Emily Chen, Staff Writer

Instagram will soon be testing a version of its platform that hides the number of likes on posts by other users. If it is successful, Instagram plans to use this new system to lessen the negative mental health impacts caused by social media use.

The new system will be tested with an unknown number of Instagram users in the U.S. It has already been tested in seven other countries: Australia, Brazil, Canada, Ireland, Italy, Japan, and New Zealand. Users involved in the test are likely to receive a notification telling them so. They will still be able to like posts and see the number of likes on the posts they create themselves. However, the number of likes on posts by other users will not be visible.

Instagram believes that hiding like counts on posts will improve user experience on its platform. Social media apps make it easy for users to compare themselves to others. This is one of the reasons why social media has often been linked to mental health issues such as low self-esteem, anxiety, and depression, especially in teens. Receiving fewer likes than those who they follow could cause a user to develop any of these problems. By preventing people from seeing the number of likes on other users’ posts, this risk can be lowered.

Instagram CEO Adam Mosseri explained, “The idea is to try and depressurize Instagram. Make it less of a competition. Give people more space to focus on connecting with people that they love, things that inspire them.” He stated that the new system is “really focused on young people,” who make up the majority of Instagram’s audience.

While Instagram’s goal of improving its users’ mental health has received much praise and support, many argue that the company’s methods for doing so are not going to be effective. “The biggest impact of Instagram is the content,” rather than how it performs, according to Renee Engeln, a professor of psychology at Northwestern University. Viewing images posted by other users can lower a person’s self-esteem because doing so makes them feel jealous, left out, or inadequate.
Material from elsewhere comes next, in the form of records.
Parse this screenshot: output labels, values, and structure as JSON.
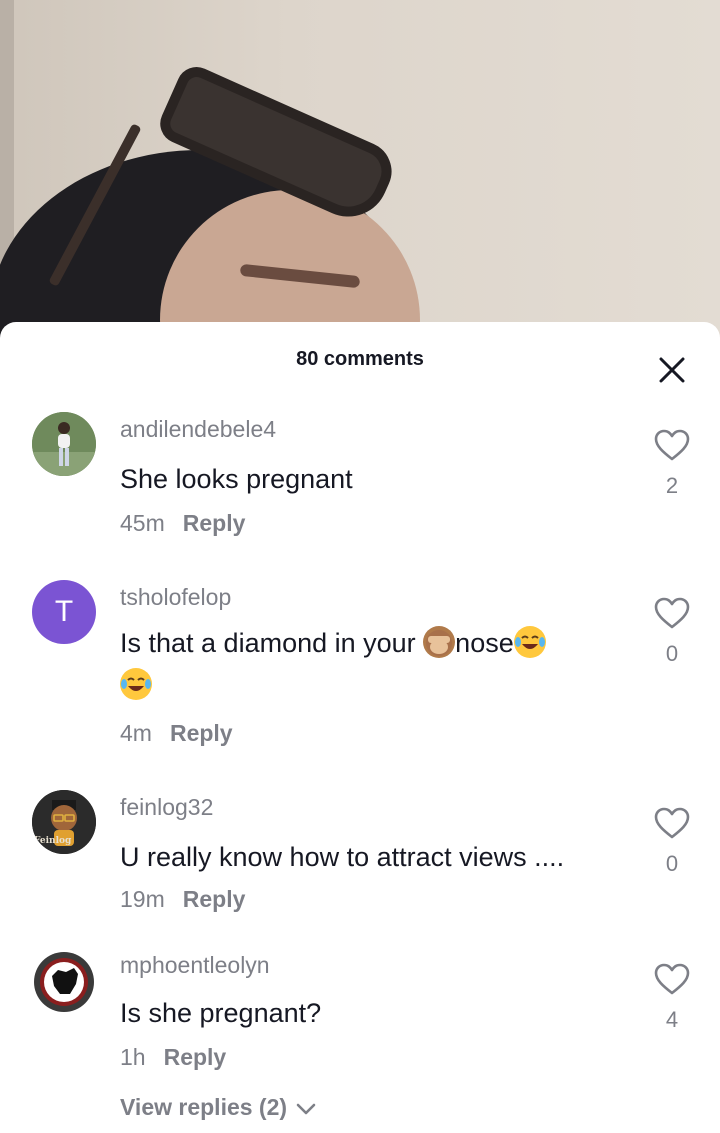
{
  "header": {
    "title": "80 comments"
  },
  "comments": [
    {
      "username": "andilendebele4",
      "text": "She looks pregnant",
      "time": "45m",
      "reply_label": "Reply",
      "likes": "2",
      "avatar_icon": "photo-avatar"
    },
    {
      "username": "tsholofelop",
      "text_parts": [
        "Is that a diamond in your ",
        "nose"
      ],
      "time": "4m",
      "reply_label": "Reply",
      "likes": "0",
      "avatar_letter": "T",
      "avatar_color": "#7b54d3"
    },
    {
      "username": "feinlog32",
      "text": "U really know how to attract views ....",
      "time": "19m",
      "reply_label": "Reply",
      "likes": "0",
      "avatar_icon": "cartoon-avatar",
      "avatar_logo_text": "Feinlog"
    },
    {
      "username": "mphoentleolyn",
      "text": "Is she pregnant?",
      "time": "1h",
      "reply_label": "Reply",
      "likes": "4",
      "avatar_icon": "fist-avatar",
      "view_replies": "View replies (2)"
    }
  ],
  "colors": {
    "text_primary": "#161823",
    "text_secondary": "#7d7f87",
    "sheet_bg": "#ffffff"
  }
}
 Engeln elaborated, “the exposure to this constant stream of perfected images is what seems to hurt psychologically.” Additionally, several users claim that the area of Instagram most in need of improvement is the comment section. Cyberbullying is a growing issue that users urge the platform not to overlook.

As of now, it is unclear whether or not Instagram’s new system is truly effective.